**REQUIREMENT:** Where in the data below does the word "Gallery" appear? Copy every line that has it.

**GIVEN ENTRIES:**
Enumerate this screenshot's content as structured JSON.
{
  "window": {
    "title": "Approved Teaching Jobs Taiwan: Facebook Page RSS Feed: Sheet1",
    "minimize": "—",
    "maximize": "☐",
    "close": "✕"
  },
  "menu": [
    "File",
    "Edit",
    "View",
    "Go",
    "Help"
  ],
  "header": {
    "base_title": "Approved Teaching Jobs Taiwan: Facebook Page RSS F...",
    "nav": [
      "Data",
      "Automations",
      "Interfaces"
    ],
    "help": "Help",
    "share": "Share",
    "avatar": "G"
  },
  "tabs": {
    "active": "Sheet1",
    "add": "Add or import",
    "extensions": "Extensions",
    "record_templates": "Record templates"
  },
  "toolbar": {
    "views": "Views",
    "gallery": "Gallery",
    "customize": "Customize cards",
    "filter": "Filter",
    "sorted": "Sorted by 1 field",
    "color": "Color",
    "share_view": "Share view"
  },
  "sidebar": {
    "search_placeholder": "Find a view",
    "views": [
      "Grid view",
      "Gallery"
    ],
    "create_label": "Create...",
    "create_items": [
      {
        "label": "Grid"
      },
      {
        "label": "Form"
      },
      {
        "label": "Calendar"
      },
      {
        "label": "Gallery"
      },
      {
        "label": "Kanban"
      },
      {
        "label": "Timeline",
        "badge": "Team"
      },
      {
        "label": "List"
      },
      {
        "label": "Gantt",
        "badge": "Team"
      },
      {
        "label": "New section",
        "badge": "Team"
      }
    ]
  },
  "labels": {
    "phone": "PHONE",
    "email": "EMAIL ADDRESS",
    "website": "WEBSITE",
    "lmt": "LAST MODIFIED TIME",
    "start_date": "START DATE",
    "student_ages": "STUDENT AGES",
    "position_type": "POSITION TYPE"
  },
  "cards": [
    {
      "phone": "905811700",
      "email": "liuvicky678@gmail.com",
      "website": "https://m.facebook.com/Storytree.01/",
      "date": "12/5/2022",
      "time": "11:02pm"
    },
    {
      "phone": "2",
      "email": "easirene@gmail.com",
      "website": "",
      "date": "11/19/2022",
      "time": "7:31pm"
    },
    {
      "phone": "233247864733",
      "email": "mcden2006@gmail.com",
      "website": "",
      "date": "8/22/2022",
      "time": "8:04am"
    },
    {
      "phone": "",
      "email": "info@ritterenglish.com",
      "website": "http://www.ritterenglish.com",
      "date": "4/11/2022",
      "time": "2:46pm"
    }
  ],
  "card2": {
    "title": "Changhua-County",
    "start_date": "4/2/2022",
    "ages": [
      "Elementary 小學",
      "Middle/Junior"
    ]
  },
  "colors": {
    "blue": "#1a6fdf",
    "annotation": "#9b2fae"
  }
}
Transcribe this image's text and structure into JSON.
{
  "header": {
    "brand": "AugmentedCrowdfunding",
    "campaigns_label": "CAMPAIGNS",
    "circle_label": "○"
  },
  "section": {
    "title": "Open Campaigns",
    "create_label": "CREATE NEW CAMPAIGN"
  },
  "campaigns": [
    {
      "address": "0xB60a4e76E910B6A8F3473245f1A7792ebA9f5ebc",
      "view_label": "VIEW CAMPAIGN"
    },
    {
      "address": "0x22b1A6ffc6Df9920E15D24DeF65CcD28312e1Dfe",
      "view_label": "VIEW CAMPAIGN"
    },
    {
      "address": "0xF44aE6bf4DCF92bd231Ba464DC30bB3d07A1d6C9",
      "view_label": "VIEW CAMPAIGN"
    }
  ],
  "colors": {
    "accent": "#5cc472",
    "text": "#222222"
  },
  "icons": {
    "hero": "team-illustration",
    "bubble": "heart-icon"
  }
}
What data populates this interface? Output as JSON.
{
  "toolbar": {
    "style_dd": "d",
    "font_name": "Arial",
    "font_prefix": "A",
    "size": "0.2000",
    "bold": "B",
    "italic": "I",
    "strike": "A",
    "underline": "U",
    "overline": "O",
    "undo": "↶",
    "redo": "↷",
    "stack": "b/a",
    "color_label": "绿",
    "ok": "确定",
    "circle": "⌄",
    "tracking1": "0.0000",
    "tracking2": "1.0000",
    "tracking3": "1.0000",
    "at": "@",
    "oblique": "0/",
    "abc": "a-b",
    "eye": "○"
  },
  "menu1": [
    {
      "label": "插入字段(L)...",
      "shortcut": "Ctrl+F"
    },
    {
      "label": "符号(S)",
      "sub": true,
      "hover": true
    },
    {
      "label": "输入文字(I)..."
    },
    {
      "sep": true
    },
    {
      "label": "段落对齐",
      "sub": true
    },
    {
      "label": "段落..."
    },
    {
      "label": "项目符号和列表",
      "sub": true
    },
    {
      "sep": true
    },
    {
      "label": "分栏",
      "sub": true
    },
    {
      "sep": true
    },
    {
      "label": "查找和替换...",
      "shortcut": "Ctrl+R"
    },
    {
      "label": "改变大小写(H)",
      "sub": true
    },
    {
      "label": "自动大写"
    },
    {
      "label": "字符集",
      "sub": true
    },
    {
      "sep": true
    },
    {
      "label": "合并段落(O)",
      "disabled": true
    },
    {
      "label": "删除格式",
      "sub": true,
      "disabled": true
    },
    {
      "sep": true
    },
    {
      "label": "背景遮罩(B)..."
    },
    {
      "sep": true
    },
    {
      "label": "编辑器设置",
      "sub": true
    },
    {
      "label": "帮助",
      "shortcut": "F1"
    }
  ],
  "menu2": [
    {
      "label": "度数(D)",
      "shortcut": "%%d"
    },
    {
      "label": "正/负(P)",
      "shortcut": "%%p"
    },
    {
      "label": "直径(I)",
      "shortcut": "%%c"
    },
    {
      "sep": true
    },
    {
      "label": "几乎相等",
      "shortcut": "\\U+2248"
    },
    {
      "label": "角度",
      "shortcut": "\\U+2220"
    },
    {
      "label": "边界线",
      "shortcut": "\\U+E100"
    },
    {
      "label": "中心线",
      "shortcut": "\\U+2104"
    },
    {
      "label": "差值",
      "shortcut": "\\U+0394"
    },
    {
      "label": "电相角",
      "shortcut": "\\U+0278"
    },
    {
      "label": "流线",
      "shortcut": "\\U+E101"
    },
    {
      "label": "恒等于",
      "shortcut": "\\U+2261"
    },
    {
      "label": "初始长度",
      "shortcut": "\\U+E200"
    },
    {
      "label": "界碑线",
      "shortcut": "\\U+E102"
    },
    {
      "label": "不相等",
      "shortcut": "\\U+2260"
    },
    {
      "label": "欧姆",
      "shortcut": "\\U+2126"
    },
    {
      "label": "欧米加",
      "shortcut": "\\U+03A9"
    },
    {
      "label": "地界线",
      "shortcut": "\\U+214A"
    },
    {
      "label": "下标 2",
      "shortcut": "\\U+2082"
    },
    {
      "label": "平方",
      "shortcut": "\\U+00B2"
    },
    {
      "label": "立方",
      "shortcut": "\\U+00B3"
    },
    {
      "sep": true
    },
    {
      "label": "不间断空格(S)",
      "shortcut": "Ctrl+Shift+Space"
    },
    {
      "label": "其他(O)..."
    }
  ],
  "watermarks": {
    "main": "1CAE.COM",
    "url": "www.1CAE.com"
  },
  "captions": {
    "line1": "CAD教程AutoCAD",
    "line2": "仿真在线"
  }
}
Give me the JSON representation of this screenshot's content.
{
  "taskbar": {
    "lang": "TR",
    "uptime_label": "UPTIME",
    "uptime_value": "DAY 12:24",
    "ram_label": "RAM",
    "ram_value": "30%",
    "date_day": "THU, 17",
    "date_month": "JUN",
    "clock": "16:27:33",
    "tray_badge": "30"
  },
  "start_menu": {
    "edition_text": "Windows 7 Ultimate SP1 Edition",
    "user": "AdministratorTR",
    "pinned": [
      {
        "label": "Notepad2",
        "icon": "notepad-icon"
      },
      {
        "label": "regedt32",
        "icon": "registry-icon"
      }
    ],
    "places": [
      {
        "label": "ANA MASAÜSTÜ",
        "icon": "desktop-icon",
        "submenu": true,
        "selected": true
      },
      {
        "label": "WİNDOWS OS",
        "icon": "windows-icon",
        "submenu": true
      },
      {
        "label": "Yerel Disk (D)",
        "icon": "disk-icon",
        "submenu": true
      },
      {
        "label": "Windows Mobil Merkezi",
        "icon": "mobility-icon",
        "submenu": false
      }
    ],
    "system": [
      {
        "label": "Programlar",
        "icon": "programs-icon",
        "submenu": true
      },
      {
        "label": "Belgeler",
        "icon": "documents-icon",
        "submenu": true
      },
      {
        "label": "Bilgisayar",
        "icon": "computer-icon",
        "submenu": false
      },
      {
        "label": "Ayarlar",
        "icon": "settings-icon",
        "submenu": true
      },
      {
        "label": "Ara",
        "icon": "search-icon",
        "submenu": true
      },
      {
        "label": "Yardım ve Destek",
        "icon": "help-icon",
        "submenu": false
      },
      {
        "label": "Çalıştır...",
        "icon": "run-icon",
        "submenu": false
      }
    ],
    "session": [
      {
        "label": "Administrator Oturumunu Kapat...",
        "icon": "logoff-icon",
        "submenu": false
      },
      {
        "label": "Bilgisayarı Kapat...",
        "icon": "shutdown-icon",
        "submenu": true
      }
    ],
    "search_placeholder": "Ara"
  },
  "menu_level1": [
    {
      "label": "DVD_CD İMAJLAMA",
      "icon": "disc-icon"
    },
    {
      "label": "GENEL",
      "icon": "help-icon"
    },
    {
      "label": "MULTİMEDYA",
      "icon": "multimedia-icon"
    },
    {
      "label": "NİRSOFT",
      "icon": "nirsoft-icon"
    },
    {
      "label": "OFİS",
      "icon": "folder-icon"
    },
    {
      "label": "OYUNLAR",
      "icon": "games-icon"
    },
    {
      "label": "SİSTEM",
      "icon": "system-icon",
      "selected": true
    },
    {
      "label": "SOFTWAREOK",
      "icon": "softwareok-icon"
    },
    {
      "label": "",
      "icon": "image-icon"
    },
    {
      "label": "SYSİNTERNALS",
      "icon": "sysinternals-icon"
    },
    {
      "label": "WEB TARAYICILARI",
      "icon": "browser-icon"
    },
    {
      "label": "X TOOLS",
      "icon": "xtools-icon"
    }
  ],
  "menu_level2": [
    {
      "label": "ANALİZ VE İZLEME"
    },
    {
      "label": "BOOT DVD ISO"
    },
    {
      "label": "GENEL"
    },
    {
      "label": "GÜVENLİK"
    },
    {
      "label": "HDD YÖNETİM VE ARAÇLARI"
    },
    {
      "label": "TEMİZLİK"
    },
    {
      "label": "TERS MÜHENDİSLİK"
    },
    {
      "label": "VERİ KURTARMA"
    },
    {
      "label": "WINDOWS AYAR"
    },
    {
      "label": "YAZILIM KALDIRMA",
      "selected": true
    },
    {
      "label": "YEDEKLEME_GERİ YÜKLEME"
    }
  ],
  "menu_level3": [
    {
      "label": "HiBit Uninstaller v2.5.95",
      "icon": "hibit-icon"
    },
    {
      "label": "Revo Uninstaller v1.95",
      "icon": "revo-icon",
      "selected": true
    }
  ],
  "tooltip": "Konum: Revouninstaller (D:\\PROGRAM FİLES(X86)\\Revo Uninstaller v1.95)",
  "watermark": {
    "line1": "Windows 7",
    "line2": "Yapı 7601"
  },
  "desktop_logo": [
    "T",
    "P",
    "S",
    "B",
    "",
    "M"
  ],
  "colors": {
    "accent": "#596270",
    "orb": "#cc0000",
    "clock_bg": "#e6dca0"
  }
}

**SOLUTION FOR THIS TASK:**
    "gallery": "Gallery",
      "Gallery"
        "label": "Gallery"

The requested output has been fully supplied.